First, the Blue Jays likely wanted to plan for a future that included supplementing their young core with either free agents or veteran trades, and that usually requires payroll. They knew they likely wouldn’t be a contender in 2020, and were able to structure a bigger payment to Grichuk when they knew they’d have the payroll room. As they look to add going forward, not only will Grichuk not get a raise, but he’ll actually become more cheaper and give them a few extra million to play with.
Secondly, I believe that the Blue Jays are in a position where they could move on from Grichuk in a year or two if they don’t think he’s part of a World Series contending solution. By today’s salary standards, 9.33 million is inexpensive for a full-time MLB player, and especially one that could cover all three outfield positions, and even potentially give you 30 home runs.

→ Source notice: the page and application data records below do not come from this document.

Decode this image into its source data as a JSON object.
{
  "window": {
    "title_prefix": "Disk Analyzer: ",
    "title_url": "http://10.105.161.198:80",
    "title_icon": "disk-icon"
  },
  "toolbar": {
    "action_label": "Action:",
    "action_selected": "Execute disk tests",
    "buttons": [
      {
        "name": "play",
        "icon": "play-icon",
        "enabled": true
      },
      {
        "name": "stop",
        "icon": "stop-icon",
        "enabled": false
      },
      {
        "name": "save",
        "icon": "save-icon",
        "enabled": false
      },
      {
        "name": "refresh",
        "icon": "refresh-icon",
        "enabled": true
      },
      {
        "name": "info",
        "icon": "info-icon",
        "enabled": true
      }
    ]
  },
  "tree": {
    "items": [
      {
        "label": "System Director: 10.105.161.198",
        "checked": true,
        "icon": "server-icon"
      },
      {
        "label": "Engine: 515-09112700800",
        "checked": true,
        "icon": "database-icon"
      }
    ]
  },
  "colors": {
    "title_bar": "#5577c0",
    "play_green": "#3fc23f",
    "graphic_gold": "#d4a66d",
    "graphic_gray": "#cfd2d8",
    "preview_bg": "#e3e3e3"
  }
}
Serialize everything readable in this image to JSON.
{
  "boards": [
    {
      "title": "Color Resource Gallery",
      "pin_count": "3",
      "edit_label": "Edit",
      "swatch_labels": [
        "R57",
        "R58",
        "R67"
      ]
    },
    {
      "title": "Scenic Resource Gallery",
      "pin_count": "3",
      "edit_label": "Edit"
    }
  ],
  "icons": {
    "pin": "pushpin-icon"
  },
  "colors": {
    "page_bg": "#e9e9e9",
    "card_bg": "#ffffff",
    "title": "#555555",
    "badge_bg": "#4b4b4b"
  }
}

Of course, he has his own shortcomings, but a player like that would be welcome in a place like Pittsburgh right now if the Blue Jay picked up some of his salary, for example.
For that reason, I believe that Grichuk will need to show his worth to the Blue Jays this season if he wants to continue to be part of the core of this team going forward. He doesn’t have to be the star player of the franchise, but he’ll need to get closer to being a 2-3 WAR player like he was earlier in his career, rather than the 0.3 bWAR performance he put up last year.
If he can do that then he becomes a nice value piece, especially given his reason 9.3 million dollar salary for the next three seasons after 2020. And if he can’t, one could argue that will make him easier to trade as the Blue Jays look to put a championship calibre team together. The 2020 season could be a big year for answering that question for Grichuk and the Blue Jays, and hopefully the former first round pick can truly establish himself with this club going forward.